• Libra has failed in its current form, according to Swiss president
  • Central banks will not accept the basket of currencies underpinning Libra
  • A multi-country approach would be necessary for Libra to succeed in Africa

More than two months have passed since Congress grilled Facebook CEO Mark Zuckerberg, and the cryptocurrency that the social media giant proposed seems to be going nowhere. 

Ostensibly, regulation has been the stable coin's toughest impediment as it gained disapproval from both France and Germany back in September, and an Indian launch is scratched off as early as July since India's regulation restricts currency transactions on a blockchain network. 

Switzerland, where the Association is founded, has not given Facebook and co the green light just yet. And in September, the Swiss Financial Market regulator FINMA offered a statement, "The highest international anti-money laundering standards would need to be ensured throughout the entire ecosystem of the project."

Adding more doubt is Switzerland president Ueli Maurer, who expressed his pessimism on Friday about Libra's prospects in the country.

"I don't think [Libra will succeed], because central banks will not accept the basket of currencies underpinning it," Maurer told Swiss broadcaster SRF.  "The project, in this form, has thus failed."

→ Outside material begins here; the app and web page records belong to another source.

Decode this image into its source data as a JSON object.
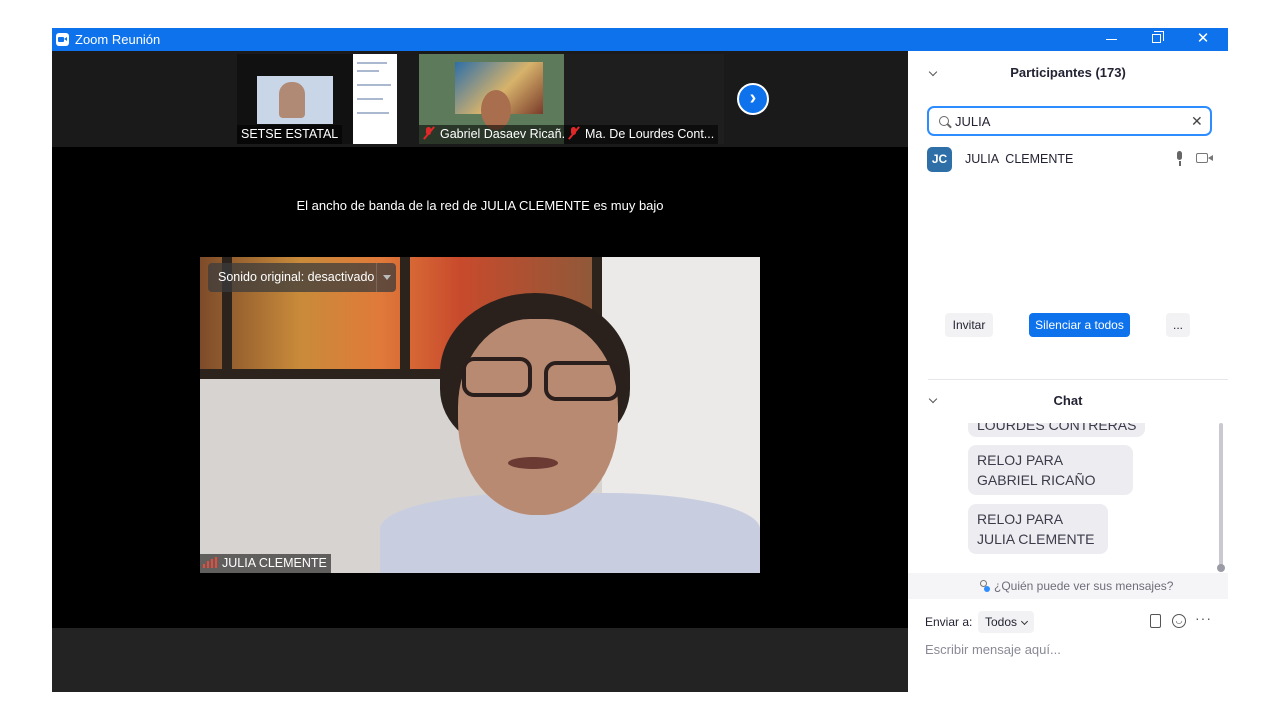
{
  "window": {
    "title": "Zoom Reunión",
    "accent_color": "#0e72ed",
    "controls": {
      "minimize_icon": "minimize-icon",
      "restore_icon": "restore-icon",
      "close_icon": "close-icon",
      "close_glyph": "✕"
    }
  },
  "thumbnails": [
    {
      "name": "SETSE ESTATAL",
      "muted": false
    },
    {
      "name": "Gabriel Dasaev Ricañ...",
      "muted": true
    },
    {
      "name": "Ma. De Lourdes Cont...",
      "muted": true
    }
  ],
  "next_page_glyph": "›",
  "main_video": {
    "bandwidth_message": "El ancho de banda de la red de JULIA  CLEMENTE es muy bajo",
    "audio_status": "Sonido original: desactivado",
    "speaker_name": "JULIA  CLEMENTE"
  },
  "participants": {
    "title": "Participantes (173)",
    "search_value": "JULIA",
    "clear_glyph": "✕",
    "list": [
      {
        "initials": "JC",
        "name": "JULIA  CLEMENTE",
        "avatar_color": "#2f6fa8"
      }
    ],
    "invite_label": "Invitar",
    "mute_all_label": "Silenciar a todos",
    "more_label": "..."
  },
  "chat": {
    "title": "Chat",
    "messages": [
      "LOURDES CONTRERAS",
      "RELOJ PARA  GABRIEL RICAÑO",
      "RELOJ PARA JULIA CLEMENTE"
    ],
    "visibility_link": "¿Quién puede ver sus mensajes?",
    "send_to_label": "Enviar a:",
    "send_to_value": "Todos",
    "more_glyph": "···",
    "emoji_glyph": "◡",
    "input_placeholder": "Escribir mensaje aquí..."
  }
}
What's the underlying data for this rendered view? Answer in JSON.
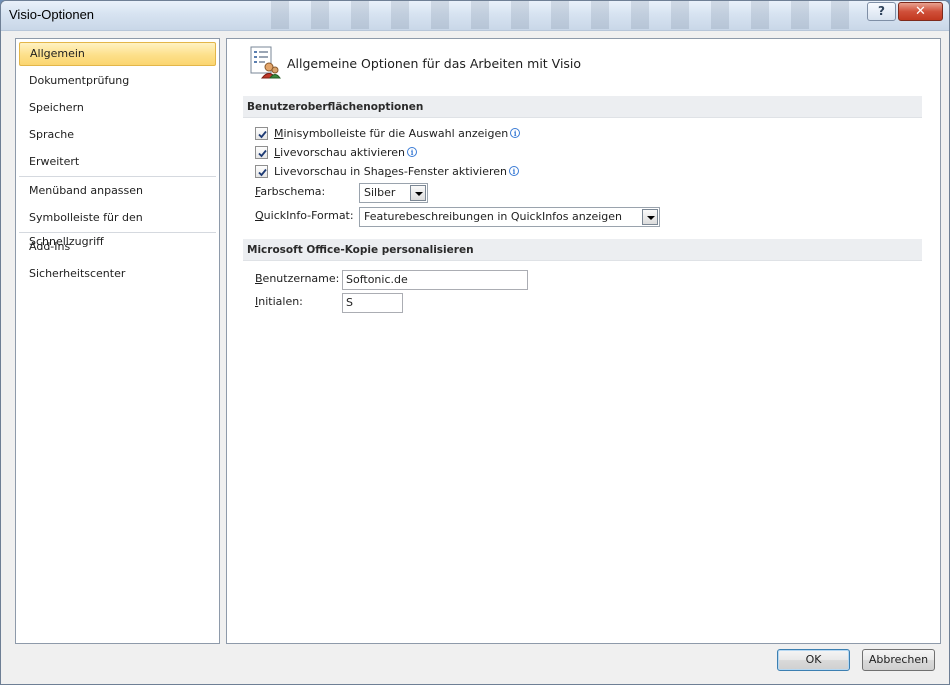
{
  "window": {
    "title": "Visio-Optionen",
    "help_label": "?",
    "close_label": "✕"
  },
  "nav": {
    "items": [
      {
        "label": "Allgemein"
      },
      {
        "label": "Dokumentprüfung"
      },
      {
        "label": "Speichern"
      },
      {
        "label": "Sprache"
      },
      {
        "label": "Erweitert"
      },
      {
        "label": "Menüband anpassen"
      },
      {
        "label": "Symbolleiste für den Schnellzugriff"
      },
      {
        "label": "Add-Ins"
      },
      {
        "label": "Sicherheitscenter"
      }
    ],
    "selected": "Allgemein"
  },
  "content": {
    "header": "Allgemeine Optionen für das Arbeiten mit Visio",
    "sections": {
      "ui": {
        "title": "Benutzeroberflächenoptionen",
        "options": [
          {
            "key": "M",
            "rest": "inisymbolleiste für die Auswahl anzeigen",
            "checked": true
          },
          {
            "key": "L",
            "rest": "ivevorschau aktivieren",
            "checked": true
          },
          {
            "pre": "Livevorschau in Sha",
            "key": "p",
            "rest": "es-Fenster aktivieren",
            "checked": true
          }
        ],
        "color_scheme": {
          "key": "F",
          "rest": "arbschema:",
          "value": "Silber"
        },
        "screentip": {
          "key": "Q",
          "rest": "uickInfo-Format:",
          "value": "Featurebeschreibungen in QuickInfos anzeigen"
        }
      },
      "personalize": {
        "title": "Microsoft Office-Kopie personalisieren",
        "username": {
          "key": "B",
          "rest": "enutzername:",
          "value": "Softonic.de"
        },
        "initials": {
          "key": "I",
          "rest": "nitialen:",
          "value": "S"
        }
      }
    }
  },
  "buttons": {
    "ok": "OK",
    "cancel": "Abbrechen"
  },
  "colors": {
    "selected_nav": "#fde08a",
    "close_button": "#c2381f",
    "info_icon": "#3a7bd5"
  }
}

At its "present form," the Association has already lost some of its key founding members. The extra scrutiny that payment processing companies, including PayPal, Mastercard, Stripe, and Visa (the companies that would have been in charge of converting fiat to Libra and vice versa), would have to face if they continue their involvement with the Association has convinced them to withdraw their membership.

The two other companies that have backed out of Libra are Mercado Pago and Bookings Holdings.

For Libra to succeed globally, specifically in the African content, Elizabeth Rossiello, who wrote an opinion piece for Wired, stated that it has to understand that "American finance isn't universally accepted." She stressed that the neighboring countries in the continent have varying cultures, infrastructure, and incumbent players and that a multi-country approach in signing up partnerships in the project would be necessary to find success in Africa.

However, the mistrust on the Facebook platform -- harking back to the Cambridge Analytica scandal -- is largely the factor why there's extra scrutiny and why Libra is currently in limbo. The almost 6-hour-long hearing in October last year didn't do anything that would definitively set Libra in motion, but one nugget in that inquiry is Zuckerberg explicitly telling Congress that Facebook might drop out of the Association if they couldn't get U.S. approval.